Optometry Today- Is Your Child Ready For Contact Lenses?
If you have a teen or pre-teen child who wears glasses, chances are you might have had the ‘contact lenses’ discussion with them. Most teens wish to go for
contact lenses due to the obvious benefits over glasses, but is your child ready? As a parent you might be wondering if it is safe for children to wear
contacts. Well, it most certainly is, according to ophthalmologists; the perfect age for a child to start wearing contacts is between 11 and 12.
The reason why contacts give a sharp vision is that they sit directly on the eye, offering a clear view with less distortion. Contacts also give users a
perfect peripheral vision, which isn’t the case with glasses. The frames of glasses block certain angles of vision, forcing the wearer to turn their head
Self-Esteem And Confidence
Teens and children want to look good among their friends, they wish to standout. That is the reason most teens despise glasses as they look slightly bulky.
Contacts can help boost the confidence and self-esteem of your child, resulting in better performance at school and a larger, better social circle.
Beneficial For Sport Loving Teens
Does your child love to play sports like football or basketball? If so, contacts can help get over some of the most annoying things they might have to face

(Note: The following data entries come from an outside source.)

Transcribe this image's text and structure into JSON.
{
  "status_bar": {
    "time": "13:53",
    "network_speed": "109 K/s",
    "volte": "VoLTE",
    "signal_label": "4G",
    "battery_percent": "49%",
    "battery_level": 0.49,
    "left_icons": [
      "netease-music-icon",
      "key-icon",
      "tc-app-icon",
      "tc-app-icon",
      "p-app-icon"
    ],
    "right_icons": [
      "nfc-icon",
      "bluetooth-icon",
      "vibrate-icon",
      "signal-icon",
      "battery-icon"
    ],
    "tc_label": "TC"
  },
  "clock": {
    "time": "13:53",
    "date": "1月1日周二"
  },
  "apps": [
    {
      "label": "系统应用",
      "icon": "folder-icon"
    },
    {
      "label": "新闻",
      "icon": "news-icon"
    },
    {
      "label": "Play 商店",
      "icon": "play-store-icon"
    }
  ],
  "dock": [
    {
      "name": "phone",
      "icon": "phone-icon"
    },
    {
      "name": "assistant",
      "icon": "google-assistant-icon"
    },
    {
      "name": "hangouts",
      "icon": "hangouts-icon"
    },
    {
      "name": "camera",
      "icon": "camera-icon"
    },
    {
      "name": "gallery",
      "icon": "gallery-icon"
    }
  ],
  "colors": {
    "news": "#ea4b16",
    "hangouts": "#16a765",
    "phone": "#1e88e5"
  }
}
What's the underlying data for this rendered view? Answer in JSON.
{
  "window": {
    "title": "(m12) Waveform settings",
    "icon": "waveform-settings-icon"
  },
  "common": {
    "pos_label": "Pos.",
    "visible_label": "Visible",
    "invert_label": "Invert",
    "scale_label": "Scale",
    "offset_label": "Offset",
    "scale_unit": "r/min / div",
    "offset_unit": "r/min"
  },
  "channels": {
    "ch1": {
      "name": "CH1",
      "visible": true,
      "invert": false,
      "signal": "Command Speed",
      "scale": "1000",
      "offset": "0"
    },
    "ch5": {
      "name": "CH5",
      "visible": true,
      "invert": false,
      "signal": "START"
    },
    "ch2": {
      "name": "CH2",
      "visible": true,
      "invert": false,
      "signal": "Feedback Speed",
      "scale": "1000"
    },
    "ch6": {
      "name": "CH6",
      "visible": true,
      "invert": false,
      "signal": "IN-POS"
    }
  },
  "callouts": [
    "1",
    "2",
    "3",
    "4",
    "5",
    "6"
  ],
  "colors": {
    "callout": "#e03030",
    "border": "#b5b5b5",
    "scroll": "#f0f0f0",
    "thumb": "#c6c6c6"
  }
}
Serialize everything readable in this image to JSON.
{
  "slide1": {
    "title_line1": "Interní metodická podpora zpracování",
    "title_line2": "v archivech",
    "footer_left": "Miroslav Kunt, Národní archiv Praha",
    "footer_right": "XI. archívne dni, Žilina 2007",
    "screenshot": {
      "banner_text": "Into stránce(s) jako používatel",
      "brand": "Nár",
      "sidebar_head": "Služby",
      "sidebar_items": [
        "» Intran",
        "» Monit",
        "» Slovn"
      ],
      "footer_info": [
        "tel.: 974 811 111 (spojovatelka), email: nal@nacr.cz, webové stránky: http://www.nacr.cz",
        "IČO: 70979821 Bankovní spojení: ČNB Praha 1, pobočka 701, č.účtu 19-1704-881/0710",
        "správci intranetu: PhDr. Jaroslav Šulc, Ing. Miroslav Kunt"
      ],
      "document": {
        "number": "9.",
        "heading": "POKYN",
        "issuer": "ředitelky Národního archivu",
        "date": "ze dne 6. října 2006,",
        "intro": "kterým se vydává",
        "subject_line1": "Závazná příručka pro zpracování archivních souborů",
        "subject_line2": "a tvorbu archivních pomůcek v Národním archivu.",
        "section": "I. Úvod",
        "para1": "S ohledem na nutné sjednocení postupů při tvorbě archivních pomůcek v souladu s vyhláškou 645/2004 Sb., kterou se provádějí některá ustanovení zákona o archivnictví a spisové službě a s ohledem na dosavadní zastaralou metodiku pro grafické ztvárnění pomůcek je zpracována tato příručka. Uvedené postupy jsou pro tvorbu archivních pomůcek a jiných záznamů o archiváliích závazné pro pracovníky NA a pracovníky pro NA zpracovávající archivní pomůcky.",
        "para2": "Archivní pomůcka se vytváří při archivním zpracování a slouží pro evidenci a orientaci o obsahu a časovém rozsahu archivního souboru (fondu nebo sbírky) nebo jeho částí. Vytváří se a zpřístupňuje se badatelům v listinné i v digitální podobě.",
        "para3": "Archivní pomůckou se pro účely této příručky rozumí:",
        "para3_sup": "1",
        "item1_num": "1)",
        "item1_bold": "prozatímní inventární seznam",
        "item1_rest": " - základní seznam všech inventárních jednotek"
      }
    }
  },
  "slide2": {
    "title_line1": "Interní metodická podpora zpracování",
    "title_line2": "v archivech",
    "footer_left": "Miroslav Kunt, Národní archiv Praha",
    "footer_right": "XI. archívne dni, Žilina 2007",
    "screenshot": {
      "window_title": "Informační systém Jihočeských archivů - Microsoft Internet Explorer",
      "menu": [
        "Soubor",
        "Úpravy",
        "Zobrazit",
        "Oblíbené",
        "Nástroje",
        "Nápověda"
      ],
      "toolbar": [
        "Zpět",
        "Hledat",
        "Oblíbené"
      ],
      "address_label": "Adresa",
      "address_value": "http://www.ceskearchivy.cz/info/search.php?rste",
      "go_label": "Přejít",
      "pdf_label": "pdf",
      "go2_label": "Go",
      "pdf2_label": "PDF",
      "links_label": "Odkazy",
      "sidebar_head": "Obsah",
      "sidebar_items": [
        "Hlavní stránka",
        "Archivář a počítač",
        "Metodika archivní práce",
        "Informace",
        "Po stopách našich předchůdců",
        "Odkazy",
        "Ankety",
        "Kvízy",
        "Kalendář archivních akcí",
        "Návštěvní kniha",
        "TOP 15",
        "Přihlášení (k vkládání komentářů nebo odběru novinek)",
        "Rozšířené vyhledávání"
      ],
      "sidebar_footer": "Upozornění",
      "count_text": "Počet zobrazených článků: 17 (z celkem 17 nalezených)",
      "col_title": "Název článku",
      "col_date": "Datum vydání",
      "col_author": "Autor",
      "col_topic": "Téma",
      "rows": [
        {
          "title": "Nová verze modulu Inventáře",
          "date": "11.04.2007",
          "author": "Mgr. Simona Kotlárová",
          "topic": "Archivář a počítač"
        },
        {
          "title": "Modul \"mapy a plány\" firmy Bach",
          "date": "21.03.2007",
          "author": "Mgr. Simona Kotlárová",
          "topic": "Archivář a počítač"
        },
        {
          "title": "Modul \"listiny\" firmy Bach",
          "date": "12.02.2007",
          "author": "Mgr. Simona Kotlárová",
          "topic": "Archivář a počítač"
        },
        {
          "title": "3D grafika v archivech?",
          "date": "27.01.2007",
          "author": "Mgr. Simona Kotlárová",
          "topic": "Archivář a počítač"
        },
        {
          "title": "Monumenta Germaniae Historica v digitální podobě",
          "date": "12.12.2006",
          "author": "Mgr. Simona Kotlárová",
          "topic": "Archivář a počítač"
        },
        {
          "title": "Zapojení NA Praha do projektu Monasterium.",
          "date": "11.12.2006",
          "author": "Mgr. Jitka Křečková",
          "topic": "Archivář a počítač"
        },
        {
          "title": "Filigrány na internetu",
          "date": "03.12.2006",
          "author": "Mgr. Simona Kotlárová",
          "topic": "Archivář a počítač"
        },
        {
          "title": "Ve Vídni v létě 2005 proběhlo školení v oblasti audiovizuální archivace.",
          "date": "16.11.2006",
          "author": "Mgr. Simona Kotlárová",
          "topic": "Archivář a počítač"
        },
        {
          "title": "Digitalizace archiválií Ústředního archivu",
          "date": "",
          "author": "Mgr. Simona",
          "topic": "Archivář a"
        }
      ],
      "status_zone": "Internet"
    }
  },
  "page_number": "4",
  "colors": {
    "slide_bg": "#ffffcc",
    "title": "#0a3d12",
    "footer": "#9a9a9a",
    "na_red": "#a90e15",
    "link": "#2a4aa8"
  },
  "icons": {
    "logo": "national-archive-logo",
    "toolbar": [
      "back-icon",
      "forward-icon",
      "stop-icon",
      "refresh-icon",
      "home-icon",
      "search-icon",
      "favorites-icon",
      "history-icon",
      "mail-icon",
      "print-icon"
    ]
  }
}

with their glasses. Glasses tend to slip down the nose due to perspiration, and they fog up as well. However, this is not the case with contacts, as they

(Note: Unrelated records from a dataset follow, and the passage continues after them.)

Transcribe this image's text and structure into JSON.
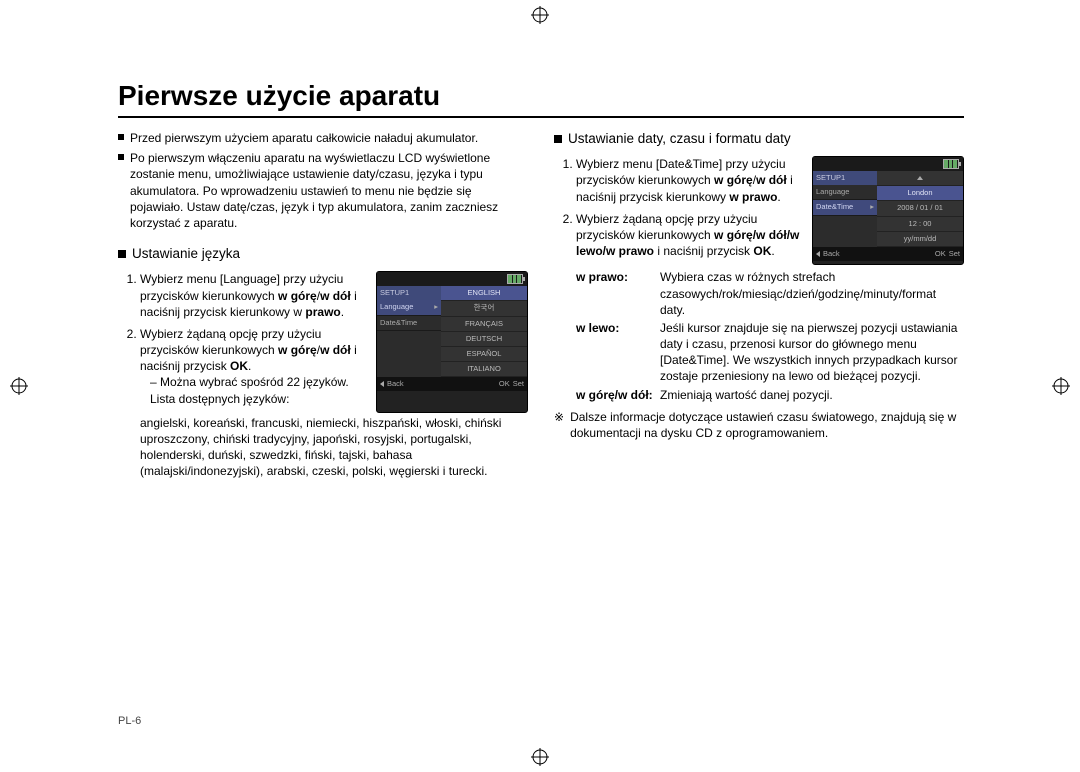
{
  "page_number": "PL-6",
  "title": "Pierwsze użycie aparatu",
  "intro_bullets": [
    "Przed pierwszym użyciem aparatu całkowicie naładuj akumulator.",
    "Po pierwszym włączeniu aparatu na wyświetlaczu LCD wyświetlone zostanie menu, umożliwiające ustawienie daty/czasu, języka i typu akumulatora. Po wprowadzeniu ustawień to menu nie będzie się pojawiało. Ustaw datę/czas, język i typ akumulatora, zanim zaczniesz korzystać z aparatu."
  ],
  "section_language": {
    "heading": "Ustawianie języka",
    "steps": [
      {
        "pre": "Wybierz menu [Language] przy użyciu przycisków kierunkowych ",
        "bold1": "w górę",
        "mid": "/",
        "bold2": "w dół",
        "post": " i naciśnij przycisk kierunkowy w ",
        "bold3": "prawo",
        "end": "."
      },
      {
        "pre": "Wybierz żądaną opcję przy użyciu przycisków kierunkowych ",
        "bold1": "w górę",
        "mid": "/",
        "bold2": "w dół",
        "post": " i naciśnij przycisk ",
        "bold3": "OK",
        "end": "."
      }
    ],
    "sub_dash": "Można wybrać spośród 22 języków. Lista dostępnych języków:",
    "lang_list": "angielski, koreański, francuski, niemiecki, hiszpański, włoski, chiński uproszczony, chiński tradycyjny, japoński, rosyjski, portugalski, holenderski, duński, szwedzki, fiński, tajski, bahasa (malajski/indonezyjski), arabski, czeski, polski, węgierski i turecki.",
    "lcd": {
      "menu_title": "SETUP1",
      "menu_rows": [
        "Language",
        "Date&Time"
      ],
      "list_rows": [
        "ENGLISH",
        "한국어",
        "FRANÇAIS",
        "DEUTSCH",
        "ESPAÑOL",
        "ITALIANO"
      ],
      "back": "Back",
      "ok": "OK",
      "set": "Set"
    }
  },
  "section_datetime": {
    "heading": "Ustawianie daty, czasu i formatu daty",
    "steps": [
      {
        "pre": "Wybierz menu [Date&Time] przy użyciu przycisków kierunkowych ",
        "bold1": "w górę",
        "mid": "/",
        "bold2": "w dół",
        "post": " i naciśnij przycisk kierunkowy ",
        "bold3": "w prawo",
        "end": "."
      },
      {
        "pre": "Wybierz żądaną opcję przy użyciu przycisków kierunkowych ",
        "bold_seq": "w górę/w dół/w lewo/w prawo",
        "post": " i naciśnij przycisk ",
        "bold3": "OK",
        "end": "."
      }
    ],
    "defs": [
      {
        "label": "w prawo",
        "text": "Wybiera czas w różnych strefach czasowych/rok/miesiąc/dzień/godzinę/minuty/format daty."
      },
      {
        "label": "w lewo",
        "text": "Jeśli kursor znajduje się na pierwszej pozycji ustawiania daty i czasu, przenosi kursor do głównego menu [Date&Time]. We wszystkich innych przypadkach kursor zostaje przeniesiony na lewo od bieżącej pozycji."
      },
      {
        "label": "w górę/w dół",
        "text": "Zmieniają wartość danej pozycji."
      }
    ],
    "note_mark": "※",
    "note": "Dalsze informacje dotyczące ustawień czasu światowego, znajdują się w dokumentacji na dysku CD z oprogramowaniem.",
    "lcd": {
      "menu_title": "SETUP1",
      "menu_rows": [
        "Language",
        "Date&Time"
      ],
      "right_rows": [
        "London",
        "2008 / 01 / 01",
        "12 : 00",
        "yy/mm/dd"
      ],
      "back": "Back",
      "ok": "OK",
      "set": "Set"
    }
  }
}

provide a better peripheral vision and there are no hassles. Your teens can also put on protective eyewear if they use contacts.
Sense Of Responsibility

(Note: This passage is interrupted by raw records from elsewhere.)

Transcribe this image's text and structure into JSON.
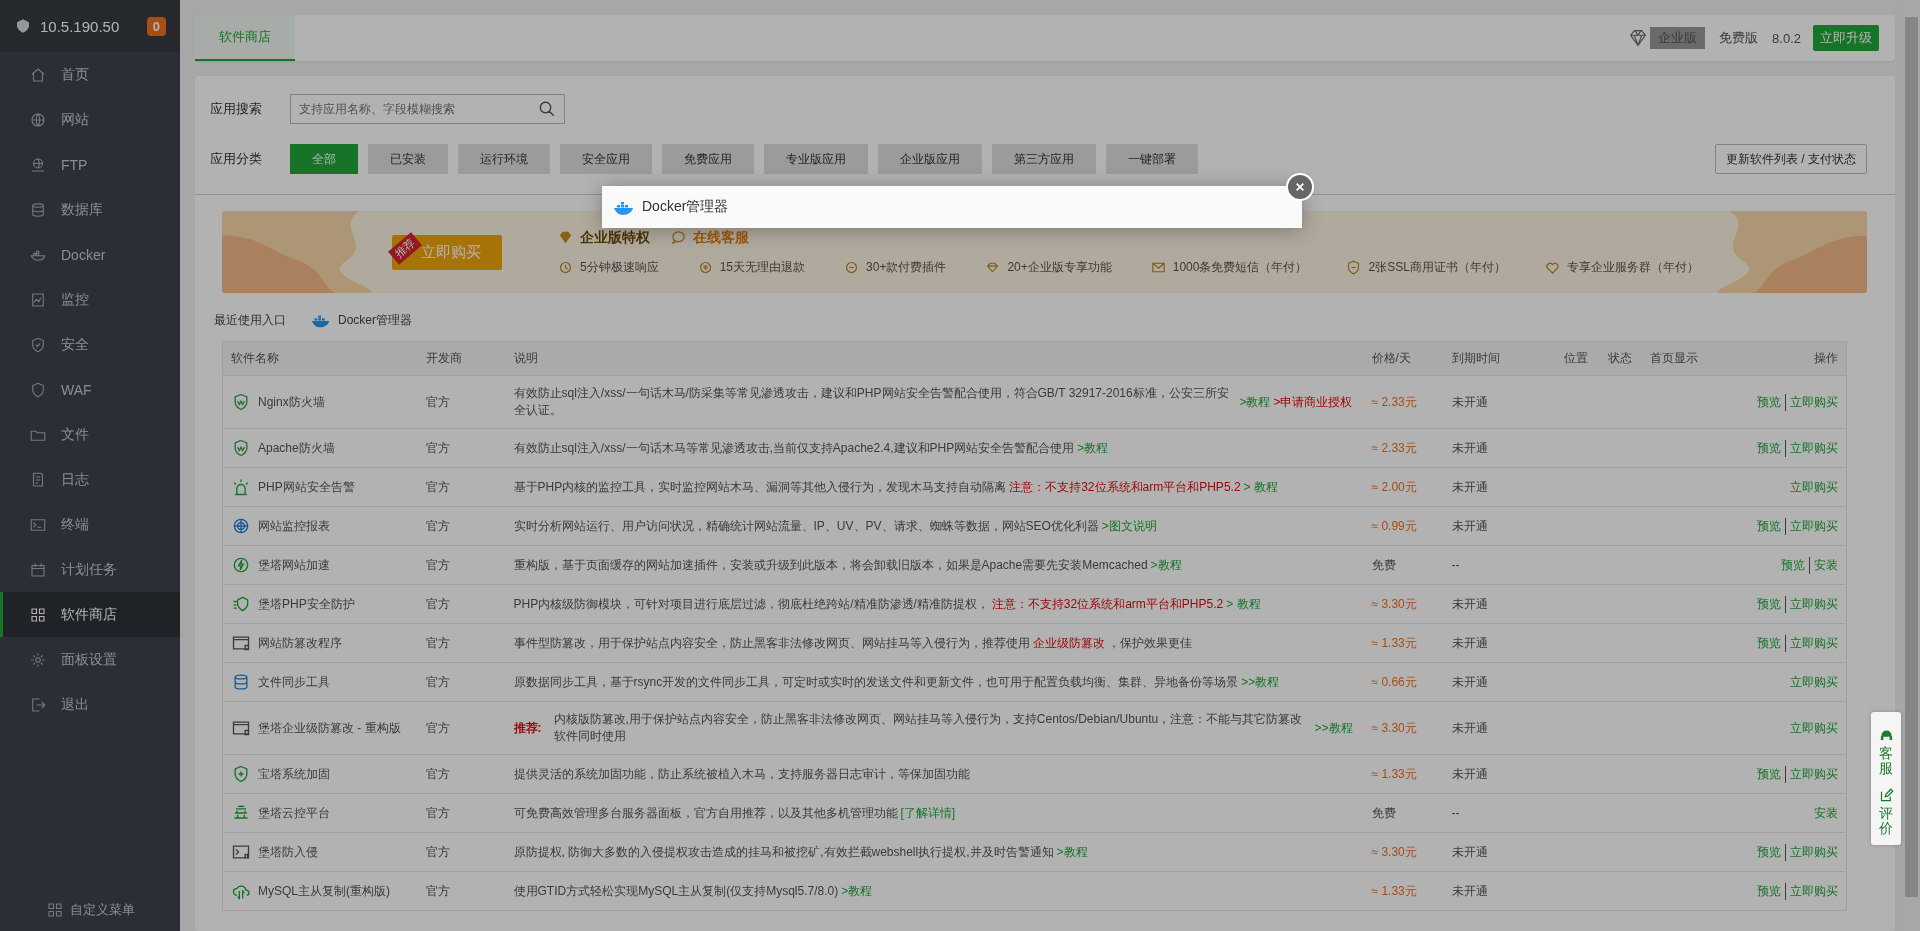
{
  "sidebar": {
    "host": "10.5.190.50",
    "badge": "0",
    "items": [
      {
        "label": "首页",
        "selected": false
      },
      {
        "label": "网站",
        "selected": false
      },
      {
        "label": "FTP",
        "selected": false
      },
      {
        "label": "数据库",
        "selected": false
      },
      {
        "label": "Docker",
        "selected": false
      },
      {
        "label": "监控",
        "selected": false
      },
      {
        "label": "安全",
        "selected": false
      },
      {
        "label": "WAF",
        "selected": false
      },
      {
        "label": "文件",
        "selected": false
      },
      {
        "label": "日志",
        "selected": false
      },
      {
        "label": "终端",
        "selected": false
      },
      {
        "label": "计划任务",
        "selected": false
      },
      {
        "label": "软件商店",
        "selected": true
      },
      {
        "label": "面板设置",
        "selected": false
      },
      {
        "label": "退出",
        "selected": false
      }
    ],
    "footer": "自定义菜单"
  },
  "header": {
    "tabs": [
      {
        "label": "软件商店",
        "selected": true
      }
    ],
    "edition_badge": "企业版",
    "edition": "免费版",
    "version": "8.0.2",
    "upgrade_button": "立即升级"
  },
  "search": {
    "label": "应用搜索",
    "placeholder": "支持应用名称、字段模糊搜索"
  },
  "categories": {
    "label": "应用分类",
    "items": [
      {
        "label": "全部",
        "selected": true
      },
      {
        "label": "已安装",
        "selected": false
      },
      {
        "label": "运行环境",
        "selected": false
      },
      {
        "label": "安全应用",
        "selected": false
      },
      {
        "label": "免费应用",
        "selected": false
      },
      {
        "label": "专业版应用",
        "selected": false
      },
      {
        "label": "企业版应用",
        "selected": false
      },
      {
        "label": "第三方应用",
        "selected": false
      },
      {
        "label": "一键部署",
        "selected": false
      }
    ],
    "refresh_button": "更新软件列表 / 支付状态"
  },
  "banner": {
    "ribbon": "推荐",
    "buy_button": "立即购买",
    "title": "企业版特权",
    "service": "在线客服",
    "benefits": [
      "5分钟极速响应",
      "15天无理由退款",
      "30+款付费插件",
      "20+企业版专享功能",
      "1000条免费短信（年付）",
      "2张SSL商用证书（年付）",
      "专享企业服务群（年付）"
    ]
  },
  "recent": {
    "label": "最近使用入口",
    "items": [
      "Docker管理器"
    ]
  },
  "table": {
    "columns": [
      "软件名称",
      "开发商",
      "说明",
      "价格/天",
      "到期时间",
      "位置",
      "状态",
      "首页显示",
      "操作"
    ],
    "rows": [
      {
        "name": "Nginx防火墙",
        "developer": "官方",
        "description": [
          {
            "kind": "text",
            "text": "有效防止sql注入/xss/一句话木马/防采集等常见渗透攻击，建议和PHP网站安全告警配合使用，符合GB/T 32917-2016标准，公安三所安全认证。"
          },
          {
            "kind": "link",
            "text": ">教程"
          },
          {
            "kind": "warn",
            "text": ">申请商业授权"
          }
        ],
        "price": "≈ 2.33元",
        "paid": true,
        "expiry": "未开通",
        "actions": [
          "预览",
          "立即购买"
        ]
      },
      {
        "name": "Apache防火墙",
        "developer": "官方",
        "description": [
          {
            "kind": "text",
            "text": "有效防止sql注入/xss/一句话木马等常见渗透攻击,当前仅支持Apache2.4,建议和PHP网站安全告警配合使用"
          },
          {
            "kind": "link",
            "text": ">教程"
          }
        ],
        "price": "≈ 2.33元",
        "paid": true,
        "expiry": "未开通",
        "actions": [
          "预览",
          "立即购买"
        ]
      },
      {
        "name": "PHP网站安全告警",
        "developer": "官方",
        "description": [
          {
            "kind": "text",
            "text": "基于PHP内核的监控工具，实时监控网站木马、漏洞等其他入侵行为，发现木马支持自动隔离"
          },
          {
            "kind": "warn",
            "text": "注意：不支持32位系统和arm平台和PHP5.2"
          },
          {
            "kind": "link",
            "text": "> 教程"
          }
        ],
        "price": "≈ 2.00元",
        "paid": true,
        "expiry": "未开通",
        "actions": [
          "立即购买"
        ]
      },
      {
        "name": "网站监控报表",
        "developer": "官方",
        "description": [
          {
            "kind": "text",
            "text": "实时分析网站运行、用户访问状况，精确统计网站流量、IP、UV、PV、请求、蜘蛛等数据，网站SEO优化利器"
          },
          {
            "kind": "link",
            "text": ">图文说明"
          }
        ],
        "price": "≈ 0.99元",
        "paid": true,
        "expiry": "未开通",
        "actions": [
          "预览",
          "立即购买"
        ]
      },
      {
        "name": "堡塔网站加速",
        "developer": "官方",
        "description": [
          {
            "kind": "text",
            "text": "重构版，基于页面缓存的网站加速插件，安装或升级到此版本，将会卸载旧版本，如果是Apache需要先安装Memcached"
          },
          {
            "kind": "link",
            "text": ">教程"
          }
        ],
        "price": "免费",
        "paid": false,
        "expiry": "--",
        "actions": [
          "预览",
          "安装"
        ]
      },
      {
        "name": "堡塔PHP安全防护",
        "developer": "官方",
        "description": [
          {
            "kind": "text",
            "text": "PHP内核级防御模块，可针对项目进行底层过滤，彻底杜绝跨站/精准防渗透/精准防提权，"
          },
          {
            "kind": "warn",
            "text": "注意：不支持32位系统和arm平台和PHP5.2"
          },
          {
            "kind": "link",
            "text": "> 教程"
          }
        ],
        "price": "≈ 3.30元",
        "paid": true,
        "expiry": "未开通",
        "actions": [
          "预览",
          "立即购买"
        ]
      },
      {
        "name": "网站防篡改程序",
        "developer": "官方",
        "description": [
          {
            "kind": "text",
            "text": "事件型防篡改，用于保护站点内容安全，防止黑客非法修改网页、网站挂马等入侵行为，推荐使用"
          },
          {
            "kind": "warn",
            "text": "企业级防篡改"
          },
          {
            "kind": "text",
            "text": "，保护效果更佳"
          }
        ],
        "price": "≈ 1.33元",
        "paid": true,
        "expiry": "未开通",
        "actions": [
          "预览",
          "立即购买"
        ]
      },
      {
        "name": "文件同步工具",
        "developer": "官方",
        "description": [
          {
            "kind": "text",
            "text": "原数据同步工具，基于rsync开发的文件同步工具，可定时或实时的发送文件和更新文件，也可用于配置负载均衡、集群、异地备份等场景"
          },
          {
            "kind": "link",
            "text": ">>教程"
          }
        ],
        "price": "≈ 0.66元",
        "paid": true,
        "expiry": "未开通",
        "actions": [
          "立即购买"
        ]
      },
      {
        "name": "堡塔企业级防篡改 - 重构版",
        "developer": "官方",
        "description": [
          {
            "kind": "tag",
            "text": "推荐:"
          },
          {
            "kind": "text",
            "text": "内核版防篡改,用于保护站点内容安全，防止黑客非法修改网页、网站挂马等入侵行为，支持Centos/Debian/Ubuntu，注意：不能与其它防篡改软件同时使用"
          },
          {
            "kind": "link",
            "text": ">>教程"
          }
        ],
        "price": "≈ 3.30元",
        "paid": true,
        "expiry": "未开通",
        "actions": [
          "立即购买"
        ]
      },
      {
        "name": "宝塔系统加固",
        "developer": "官方",
        "description": [
          {
            "kind": "text",
            "text": "提供灵活的系统加固功能，防止系统被植入木马，支持服务器日志审计，等保加固功能"
          }
        ],
        "price": "≈ 1.33元",
        "paid": true,
        "expiry": "未开通",
        "actions": [
          "预览",
          "立即购买"
        ]
      },
      {
        "name": "堡塔云控平台",
        "developer": "官方",
        "description": [
          {
            "kind": "text",
            "text": "可免费高效管理多台服务器面板，官方自用推荐，以及其他多机管理功能"
          },
          {
            "kind": "link",
            "text": "[了解详情]"
          }
        ],
        "price": "免费",
        "paid": false,
        "expiry": "--",
        "actions": [
          "安装"
        ]
      },
      {
        "name": "堡塔防入侵",
        "developer": "官方",
        "description": [
          {
            "kind": "text",
            "text": "原防提权, 防御大多数的入侵提权攻击造成的挂马和被挖矿,有效拦截webshell执行提权,并及时告警通知"
          },
          {
            "kind": "link",
            "text": ">教程"
          }
        ],
        "price": "≈ 3.30元",
        "paid": true,
        "expiry": "未开通",
        "actions": [
          "预览",
          "立即购买"
        ]
      },
      {
        "name": "MySQL主从复制(重构版)",
        "developer": "官方",
        "description": [
          {
            "kind": "text",
            "text": "使用GTID方式轻松实现MySQL主从复制(仅支持Mysql5.7/8.0)"
          },
          {
            "kind": "link",
            "text": ">教程"
          }
        ],
        "price": "≈ 1.33元",
        "paid": true,
        "expiry": "未开通",
        "actions": [
          "预览",
          "立即购买"
        ]
      }
    ]
  },
  "side_widget": [
    "客服",
    "评价"
  ],
  "dialog": {
    "title": "Docker管理器"
  }
}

If you have problems getting your child to do things like brush their teeth, wash their hands or other personal hygiene responsibilities, then you might
have to think again. Contact lenses require the utmost care to minimize risks and complications, be sure your children understand that they need to take
care of their contacts themselves.
One of the biggest risk behind children wearing contacts, is the risk of infection. Eye infections can happen due to improper cleaning and debris buildups
in the eye. Over-wearing the lenses might also cause serious complications like potentially blinding corneal ulcers.
If you wish to get contacts for your child, you will need to visit an experienced children’s eye doctor, who will conduct a test to check if your child is
an eligible candidate. Allergies and other conditions like dry or itchy eyes might also require special measures to wear contacts.
Just be sure that your child understands the risks and responsibilities that come along wearing contacts. If you feel they are not yet responsible enough
to wear contacts with care, then it is better to stick to glasses for the time being!